However, according to the race website, I finished at 2:15 so I guess I tied my PR. But that's ok; I am just so happy with the time! I ran Seattle injured at 2:24 so this time I had no expectations; I just wanted to not be slower than Seattle. So needless to say, I am ecstatic with both results!
After I crossed the Finish Line I stretched, then met up with Tina and my friend Stacey. Stacey and I worked together in the City about 9 years ago. That's how long its been since I've seen her. She's since moved to Vegas and came out to support me too! I was so happy to see her and I'm so grateful for the both of them for the support. Having people there to support and cheer for you makes the whole experience even sweeter.
We headed back to our room so I could stretch, take an ice bath, shower, and check online to see where Kady was at. When we looked up her timing, we saw that she was kicking ass! In fact, we didn't have enough time to get a bite to eat, so we headed back to the Finish Line to greet her. We parked ourselves right before the Finish Line (which by the way, was on an uphill incline, which I think was cruel) and saw her come in at 4:49. Its truly an amazing time for a first (and she says only) time marathoner, who didn't train for the race. Her longest training run was the C-bus Half a couple months before. I'm not allowed to post any photos of her, but I cannot wait to see her Finish Line photo. Right as she crossed the Finish Line, she dropped down and did the Heisman Trophy pose. Awesome! Classic Kady, my crazy friend!
After it was all said and done, we went out in search of food. My traditional post-race meal is a burger, but it was an hour's wait at the Burger Bar so we had to settle for Chinese. We spent the rest of the day watching movies on TBS while doing the RICE thing - resting, icing, compressing and elevating. Tina flew out that night, leaving Kady and I to fend for ourselves. Soreness started to settle in everywhere (did I mention painfully throbbing feet) but somehow, we managed to leave the room to get some dinner before turning in early.
Some post-race observations:
* Personally, I thought the course support wasn't as strong as other RnR races. It didn't seem like there weren't as many bands as they usually have at these races (my favorite band being the one with the girl rapper in front of the famous Las Vegas sign around Mile 1). There weren't very many cheer groups. And most of the aid stations that I passed through were practically empty.
* I am not a fan of loop courses. It mentally kills me to see people heading back, having already made the turn.
* I did like running down the Strip and seeing tv coverage of the race on all the big tv screens in front of all the casinos.
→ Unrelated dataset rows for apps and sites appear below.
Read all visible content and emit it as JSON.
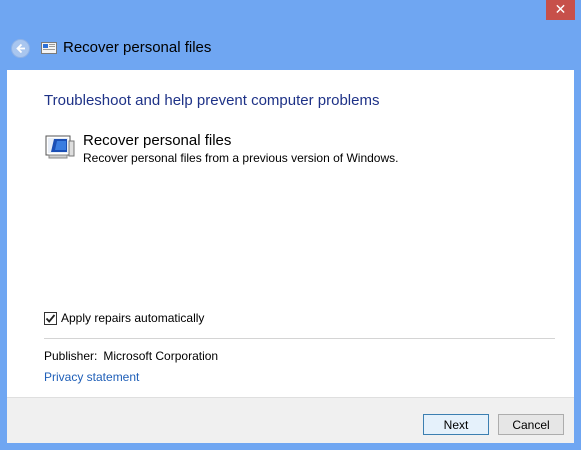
{
  "window": {
    "title": "Recover personal files",
    "close_glyph": "✕"
  },
  "nav": {
    "back_icon": "back-arrow-icon",
    "title": "Recover personal files"
  },
  "main": {
    "heading": "Troubleshoot and help prevent computer problems",
    "troubleshooter": {
      "title": "Recover personal files",
      "description": "Recover personal files from a previous version of Windows."
    },
    "apply_repairs": {
      "label": "Apply repairs automatically",
      "checked": true
    },
    "publisher": {
      "label": "Publisher:",
      "value": "Microsoft Corporation"
    },
    "privacy_link": "Privacy statement"
  },
  "footer": {
    "next_label": "Next",
    "cancel_label": "Cancel"
  },
  "colors": {
    "window_frame": "#6fa6f2",
    "heading": "#1e3287",
    "link": "#1f5fb8",
    "close_button": "#c7504a"
  }
}
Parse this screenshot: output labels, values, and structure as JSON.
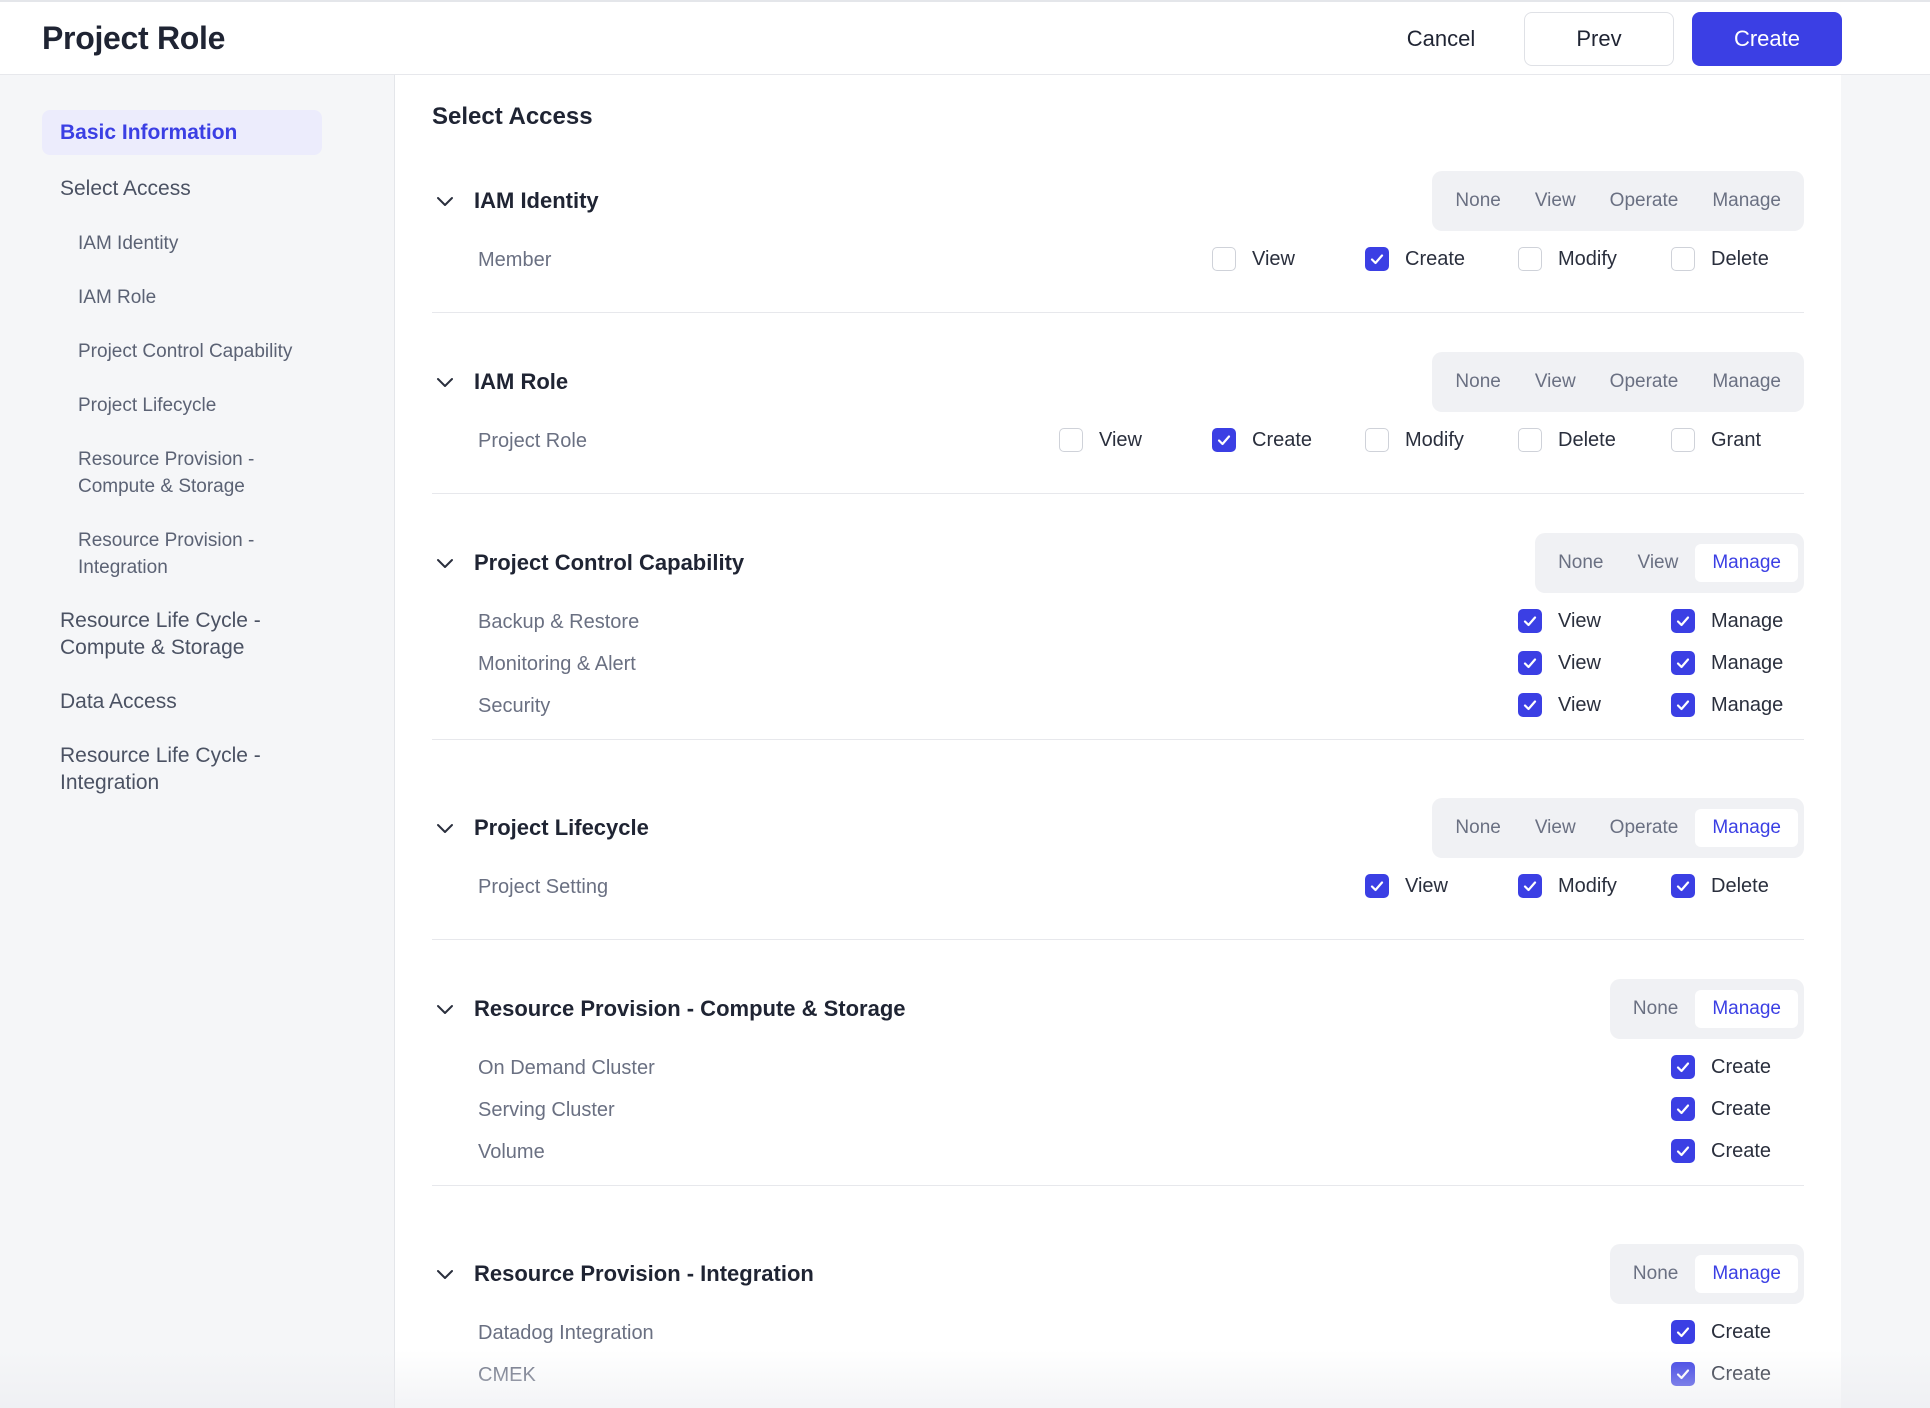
{
  "header": {
    "title": "Project Role",
    "cancel_label": "Cancel",
    "prev_label": "Prev",
    "create_label": "Create",
    "accent_color": "#3b3fe4"
  },
  "sidebar": {
    "items": [
      {
        "label": "Basic Information",
        "active": true
      },
      {
        "label": "Select Access"
      },
      {
        "label": "IAM Identity"
      },
      {
        "label": "IAM Role"
      },
      {
        "label": "Project Control Capability"
      },
      {
        "label": "Project Lifecycle"
      },
      {
        "label": "Resource Provision - Compute & Storage"
      },
      {
        "label": "Resource Provision - Integration"
      },
      {
        "label": "Resource Life Cycle - Compute & Storage"
      },
      {
        "label": "Data Access"
      },
      {
        "label": "Resource Life Cycle - Integration"
      }
    ]
  },
  "main": {
    "title": "Select Access",
    "sections": [
      {
        "title": "IAM Identity",
        "levels": [
          "None",
          "View",
          "Operate",
          "Manage"
        ],
        "selected_level": null,
        "rows": [
          {
            "label": "Member",
            "perms": [
              {
                "label": "View",
                "checked": false
              },
              {
                "label": "Create",
                "checked": true
              },
              {
                "label": "Modify",
                "checked": false
              },
              {
                "label": "Delete",
                "checked": false
              }
            ]
          }
        ]
      },
      {
        "title": "IAM Role",
        "levels": [
          "None",
          "View",
          "Operate",
          "Manage"
        ],
        "selected_level": null,
        "rows": [
          {
            "label": "Project Role",
            "perms": [
              {
                "label": "View",
                "checked": false
              },
              {
                "label": "Create",
                "checked": true
              },
              {
                "label": "Modify",
                "checked": false
              },
              {
                "label": "Delete",
                "checked": false
              },
              {
                "label": "Grant",
                "checked": false
              }
            ]
          }
        ]
      },
      {
        "title": "Project Control Capability",
        "levels": [
          "None",
          "View",
          "Manage"
        ],
        "selected_level": "Manage",
        "rows": [
          {
            "label": "Backup & Restore",
            "perms": [
              {
                "label": "View",
                "checked": true
              },
              {
                "label": "Manage",
                "checked": true
              }
            ]
          },
          {
            "label": "Monitoring & Alert",
            "perms": [
              {
                "label": "View",
                "checked": true
              },
              {
                "label": "Manage",
                "checked": true
              }
            ]
          },
          {
            "label": "Security",
            "perms": [
              {
                "label": "View",
                "checked": true
              },
              {
                "label": "Manage",
                "checked": true
              }
            ]
          }
        ]
      },
      {
        "title": "Project Lifecycle",
        "levels": [
          "None",
          "View",
          "Operate",
          "Manage"
        ],
        "selected_level": "Manage",
        "rows": [
          {
            "label": "Project Setting",
            "perms": [
              {
                "label": "View",
                "checked": true
              },
              {
                "label": "Modify",
                "checked": true
              },
              {
                "label": "Delete",
                "checked": true
              }
            ]
          }
        ]
      },
      {
        "title": "Resource Provision - Compute & Storage",
        "levels": [
          "None",
          "Manage"
        ],
        "selected_level": "Manage",
        "rows": [
          {
            "label": "On Demand Cluster",
            "perms": [
              {
                "label": "Create",
                "checked": true
              }
            ]
          },
          {
            "label": "Serving Cluster",
            "perms": [
              {
                "label": "Create",
                "checked": true
              }
            ]
          },
          {
            "label": "Volume",
            "perms": [
              {
                "label": "Create",
                "checked": true
              }
            ]
          }
        ]
      },
      {
        "title": "Resource Provision - Integration",
        "levels": [
          "None",
          "Manage"
        ],
        "selected_level": "Manage",
        "rows": [
          {
            "label": "Datadog Integration",
            "perms": [
              {
                "label": "Create",
                "checked": true
              }
            ]
          },
          {
            "label": "CMEK",
            "perms": [
              {
                "label": "Create",
                "checked": true
              }
            ]
          }
        ]
      }
    ]
  }
}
* There were a TON of couples who raced that got married at the Paris Hotel DURING the race. I was shocked.
* There were also a ton of people who raced dressed as Elvis. Guys and girls. Wigs and polyester. How did they do it?
Even though I never found my stride, I am beyond pleased with my results. I am even more pleased that, for the most part, I ran it pain-free. Don't get me wrong, I am beyond sore now, but more on that tomorrow. For now I leave you with my numbers. I have no idea how they happened.
PS Thank you to everyone who messaged me during the race! I read your messages and they helped! But my fingers were too frozen to respond!